::: Dataset entries :::
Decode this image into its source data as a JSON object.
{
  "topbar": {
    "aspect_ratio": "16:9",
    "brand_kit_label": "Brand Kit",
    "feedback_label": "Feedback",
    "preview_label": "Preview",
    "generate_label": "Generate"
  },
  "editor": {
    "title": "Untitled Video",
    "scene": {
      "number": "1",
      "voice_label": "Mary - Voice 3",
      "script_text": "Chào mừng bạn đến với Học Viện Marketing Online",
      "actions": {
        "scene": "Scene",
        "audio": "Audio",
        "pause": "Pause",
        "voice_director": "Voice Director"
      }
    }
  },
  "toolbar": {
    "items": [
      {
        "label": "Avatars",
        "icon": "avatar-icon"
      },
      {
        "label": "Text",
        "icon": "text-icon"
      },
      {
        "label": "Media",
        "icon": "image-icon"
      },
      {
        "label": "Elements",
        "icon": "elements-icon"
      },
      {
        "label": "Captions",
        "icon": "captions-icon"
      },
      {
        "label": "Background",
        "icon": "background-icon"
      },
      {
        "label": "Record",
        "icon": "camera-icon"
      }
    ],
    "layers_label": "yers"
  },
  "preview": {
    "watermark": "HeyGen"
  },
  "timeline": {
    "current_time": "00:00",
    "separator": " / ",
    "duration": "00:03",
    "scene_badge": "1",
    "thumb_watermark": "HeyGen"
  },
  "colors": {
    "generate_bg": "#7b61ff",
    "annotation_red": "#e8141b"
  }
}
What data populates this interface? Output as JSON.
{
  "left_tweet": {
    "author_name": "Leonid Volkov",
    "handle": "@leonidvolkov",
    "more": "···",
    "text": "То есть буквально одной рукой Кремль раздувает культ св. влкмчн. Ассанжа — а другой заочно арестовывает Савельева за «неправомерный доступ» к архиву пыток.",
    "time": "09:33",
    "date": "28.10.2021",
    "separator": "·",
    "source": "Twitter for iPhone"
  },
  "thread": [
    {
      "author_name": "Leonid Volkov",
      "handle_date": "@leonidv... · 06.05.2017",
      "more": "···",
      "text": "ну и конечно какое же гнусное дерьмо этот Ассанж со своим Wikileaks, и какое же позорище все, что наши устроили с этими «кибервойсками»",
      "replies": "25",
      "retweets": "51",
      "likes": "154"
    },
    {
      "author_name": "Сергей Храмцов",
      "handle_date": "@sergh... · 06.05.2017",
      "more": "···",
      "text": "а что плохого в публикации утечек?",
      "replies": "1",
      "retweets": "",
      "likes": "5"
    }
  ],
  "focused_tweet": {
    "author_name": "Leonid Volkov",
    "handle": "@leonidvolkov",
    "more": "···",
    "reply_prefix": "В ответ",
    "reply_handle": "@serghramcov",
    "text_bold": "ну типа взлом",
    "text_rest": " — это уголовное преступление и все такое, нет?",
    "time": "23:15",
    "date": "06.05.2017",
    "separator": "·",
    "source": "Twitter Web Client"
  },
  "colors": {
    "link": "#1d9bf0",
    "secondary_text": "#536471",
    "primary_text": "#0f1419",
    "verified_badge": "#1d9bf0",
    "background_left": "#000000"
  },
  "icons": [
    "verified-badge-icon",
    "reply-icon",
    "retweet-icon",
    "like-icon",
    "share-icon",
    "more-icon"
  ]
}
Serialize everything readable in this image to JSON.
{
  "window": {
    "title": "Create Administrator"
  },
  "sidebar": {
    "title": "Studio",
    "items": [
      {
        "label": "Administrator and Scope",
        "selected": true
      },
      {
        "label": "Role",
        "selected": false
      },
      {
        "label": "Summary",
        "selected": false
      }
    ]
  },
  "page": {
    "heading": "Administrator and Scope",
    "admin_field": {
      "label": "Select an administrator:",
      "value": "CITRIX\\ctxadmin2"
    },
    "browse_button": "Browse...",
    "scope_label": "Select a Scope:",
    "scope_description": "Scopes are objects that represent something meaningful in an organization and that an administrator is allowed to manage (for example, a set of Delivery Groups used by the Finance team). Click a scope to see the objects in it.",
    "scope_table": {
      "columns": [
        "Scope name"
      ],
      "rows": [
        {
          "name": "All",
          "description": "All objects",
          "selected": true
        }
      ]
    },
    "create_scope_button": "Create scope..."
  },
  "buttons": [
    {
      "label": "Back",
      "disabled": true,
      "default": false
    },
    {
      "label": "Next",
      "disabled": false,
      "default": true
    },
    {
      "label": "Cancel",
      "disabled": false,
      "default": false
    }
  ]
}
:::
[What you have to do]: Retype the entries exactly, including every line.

[Written solution]:
Decode this image into its source data as a JSON object.
{
  "topbar": {
    "aspect_ratio": "16:9",
    "brand_kit_label": "Brand Kit",
    "feedback_label": "Feedback",
    "preview_label": "Preview",
    "generate_label": "Generate"
  },
  "editor": {
    "title": "Untitled Video",
    "scene": {
      "number": "1",
      "voice_label": "Mary - Voice 3",
      "script_text": "Chào mừng bạn đến với Học Viện Marketing Online",
      "actions": {
        "scene": "Scene",
        "audio": "Audio",
        "pause": "Pause",
        "voice_director": "Voice Director"
      }
    }
  },
  "toolbar": {
    "items": [
      {
        "label": "Avatars",
        "icon": "avatar-icon"
      },
      {
        "label": "Text",
        "icon": "text-icon"
      },
      {
        "label": "Media",
        "icon": "image-icon"
      },
      {
        "label": "Elements",
        "icon": "elements-icon"
      },
      {
        "label": "Captions",
        "icon": "captions-icon"
      },
      {
        "label": "Background",
        "icon": "background-icon"
      },
      {
        "label": "Record",
        "icon": "camera-icon"
      }
    ],
    "layers_label": "yers"
  },
  "preview": {
    "watermark": "HeyGen"
  },
  "timeline": {
    "current_time": "00:00",
    "separator": " / ",
    "duration": "00:03",
    "scene_badge": "1",
    "thumb_watermark": "HeyGen"
  },
  "colors": {
    "generate_bg": "#7b61ff",
    "annotation_red": "#e8141b"
  }
}
What data populates this interface? Output as JSON.
{
  "left_tweet": {
    "author_name": "Leonid Volkov",
    "handle": "@leonidvolkov",
    "more": "···",
    "text": "То есть буквально одной рукой Кремль раздувает культ св. влкмчн. Ассанжа — а другой заочно арестовывает Савельева за «неправомерный доступ» к архиву пыток.",
    "time": "09:33",
    "date": "28.10.2021",
    "separator": "·",
    "source": "Twitter for iPhone"
  },
  "thread": [
    {
      "author_name": "Leonid Volkov",
      "handle_date": "@leonidv... · 06.05.2017",
      "more": "···",
      "text": "ну и конечно какое же гнусное дерьмо этот Ассанж со своим Wikileaks, и какое же позорище все, что наши устроили с этими «кибервойсками»",
      "replies": "25",
      "retweets": "51",
      "likes": "154"
    },
    {
      "author_name": "Сергей Храмцов",
      "handle_date": "@sergh... · 06.05.2017",
      "more": "···",
      "text": "а что плохого в публикации утечек?",
      "replies": "1",
      "retweets": "",
      "likes": "5"
    }
  ],
  "focused_tweet": {
    "author_name": "Leonid Volkov",
    "handle": "@leonidvolkov",
    "more": "···",
    "reply_prefix": "В ответ",
    "reply_handle": "@serghramcov",
    "text_bold": "ну типа взлом",
    "text_rest": " — это уголовное преступление и все такое, нет?",
    "time": "23:15",
    "date": "06.05.2017",
    "separator": "·",
    "source": "Twitter Web Client"
  },
  "colors": {
    "link": "#1d9bf0",
    "secondary_text": "#536471",
    "primary_text": "#0f1419",
    "verified_badge": "#1d9bf0",
    "background_left": "#000000"
  },
  "icons": [
    "verified-badge-icon",
    "reply-icon",
    "retweet-icon",
    "like-icon",
    "share-icon",
    "more-icon"
  ]
}
Serialize everything readable in this image to JSON.
{
  "window": {
    "title": "Create Administrator"
  },
  "sidebar": {
    "title": "Studio",
    "items": [
      {
        "label": "Administrator and Scope",
        "selected": true
      },
      {
        "label": "Role",
        "selected": false
      },
      {
        "label": "Summary",
        "selected": false
      }
    ]
  },
  "page": {
    "heading": "Administrator and Scope",
    "admin_field": {
      "label": "Select an administrator:",
      "value": "CITRIX\\ctxadmin2"
    },
    "browse_button": "Browse...",
    "scope_label": "Select a Scope:",
    "scope_description": "Scopes are objects that represent something meaningful in an organization and that an administrator is allowed to manage (for example, a set of Delivery Groups used by the Finance team). Click a scope to see the objects in it.",
    "scope_table": {
      "columns": [
        "Scope name"
      ],
      "rows": [
        {
          "name": "All",
          "description": "All objects",
          "selected": true
        }
      ]
    },
    "create_scope_button": "Create scope..."
  },
  "buttons": [
    {
      "label": "Back",
      "disabled": true,
      "default": false
    },
    {
      "label": "Next",
      "disabled": false,
      "default": true
    },
    {
      "label": "Cancel",
      "disabled": false,
      "default": false
    }
  ]
}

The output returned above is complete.